Thursday, 6 March 2008

My vote in defense of freedom

It has taken me almost a week to recover from the depression brought on by watching the candidates of the two largest Spanish parties debating on TV. A succession of vacuous economic data, accusations, and tirades was matched by an almost complete lack of concrete proposals and illustrations as to what each candidate really represented. My conclusion after the debate was that it didn’t really matter who won- it was going to be the same animal with a different fur. It also reaffirmed my belief that government needs to be small. The smaller it is the less chance these people have of screwing things up.

I would have expected a debate between two candidates defending two radically opposed views of the world. The first, inherited from Marxist beliefs which holds an ideologically appealing but empirically impractical view of the world, and a second, defending freedom of the individual to manage his life in a way he thinks fit, devoid of constraints imposed by a few who claim to interpret the will of the many. I support the latter view, not because I think it is the best political system in the theoretical vacuum of a political sciences faculty, but because my experience has led me to believe that it is the better system in an imperfect world.

My views also stem from a deep desire to avoid being told what to do by an empty, all encompassing entity which needs to constantly limit individual liberty to feed itself, in a perverse vicious circle. I detest the concept of Big Brother depicted in Orwell’s 1984 novel. However, I can understand and respect naiveté and gullibility. This is why so many students are interventionists- they are young and have limited practical experience thus defending ideologies which are appealing in theory but impossible in practice.

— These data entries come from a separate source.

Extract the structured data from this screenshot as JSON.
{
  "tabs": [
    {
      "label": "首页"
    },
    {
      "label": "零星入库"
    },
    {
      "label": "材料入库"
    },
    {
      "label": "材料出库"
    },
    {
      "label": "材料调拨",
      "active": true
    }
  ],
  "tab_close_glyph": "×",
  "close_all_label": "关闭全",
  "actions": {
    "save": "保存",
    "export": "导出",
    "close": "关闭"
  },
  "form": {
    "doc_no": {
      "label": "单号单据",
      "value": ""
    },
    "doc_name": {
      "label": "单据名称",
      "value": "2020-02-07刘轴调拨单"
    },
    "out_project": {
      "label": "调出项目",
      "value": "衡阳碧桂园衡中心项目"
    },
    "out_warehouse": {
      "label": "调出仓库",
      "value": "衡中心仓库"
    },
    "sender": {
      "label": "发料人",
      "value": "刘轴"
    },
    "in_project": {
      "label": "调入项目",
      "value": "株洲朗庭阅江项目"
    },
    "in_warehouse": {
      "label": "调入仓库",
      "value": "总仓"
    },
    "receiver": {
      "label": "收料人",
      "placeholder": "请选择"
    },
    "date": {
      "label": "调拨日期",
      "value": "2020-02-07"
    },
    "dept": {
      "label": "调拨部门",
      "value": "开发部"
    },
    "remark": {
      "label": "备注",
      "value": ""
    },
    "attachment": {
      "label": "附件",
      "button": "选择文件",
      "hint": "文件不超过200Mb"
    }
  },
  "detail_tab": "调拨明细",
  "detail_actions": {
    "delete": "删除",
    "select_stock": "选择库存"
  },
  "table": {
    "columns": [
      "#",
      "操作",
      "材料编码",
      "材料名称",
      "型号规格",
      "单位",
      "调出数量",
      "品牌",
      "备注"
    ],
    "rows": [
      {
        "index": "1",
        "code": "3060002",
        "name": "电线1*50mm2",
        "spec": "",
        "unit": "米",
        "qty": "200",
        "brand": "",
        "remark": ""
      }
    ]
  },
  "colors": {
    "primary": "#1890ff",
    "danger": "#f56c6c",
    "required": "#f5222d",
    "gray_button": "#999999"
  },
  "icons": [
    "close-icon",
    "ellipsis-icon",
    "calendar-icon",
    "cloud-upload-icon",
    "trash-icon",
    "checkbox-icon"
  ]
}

But, I abhorr hipocrisy. The sight of an experienced politician defending the collective good when the ultimate aim is to defend his individual well-being is enough to make me choke. I almost collapsed when a succession of so-called artists recently decided to defend the political option which is more likely to maintain a system which consists in taxing the whole of society so that a few bureaucrats with exhibionist leanings can pose on the photo shoots of the yellow press in exchange for generous dollops of public money. Who is this gauche caviar with Swiss bank accounts and mansions in exclusive neighbourhoods to demand my vote? I work hard in a company which sells products in transactions which are uncoerced and unsubsidised. Why use my hard-earned tax euros to give them to the friend of whichever politician happens to be in the Ministry of “Culture” so that they can make films that nobody wants to see? I’ll use my hard-earned money to see films that I want to see- thank you very much.

There is a huge irony in that precisely the people who have benefitted from liberalism are now crying foul and asking for more interventionism. A major part of the reason why they have done so well in the world is that the last few decades have involved a scaleback in intervention and now they want to go back? The collapse of Communism and the resulting positive impact on so many people’s wellbeing should really have demonstrated this. I would suggest that interventionists (be they left or right) spend some time living in countries like Myanmar, Cuba or Venezuela to get a real taste of what the practical execution of utopian ideals leads to.

So; after the above tirade, who am I going to vote for? I will place a forlorn and hesitant ballot with Partido Popular’s name inside the box. Why? Basically because it is the lesser of the available evils. The few people who are truly libertarian and believe in individual rights and freedom can be found in the Partido Popular. Yes, the are completely outnumbered and outmanoeouvred by the conservative interventionists but it is the only party where some of its members have ideas which resemble mine. Hopefully, one day, their voice will be heard.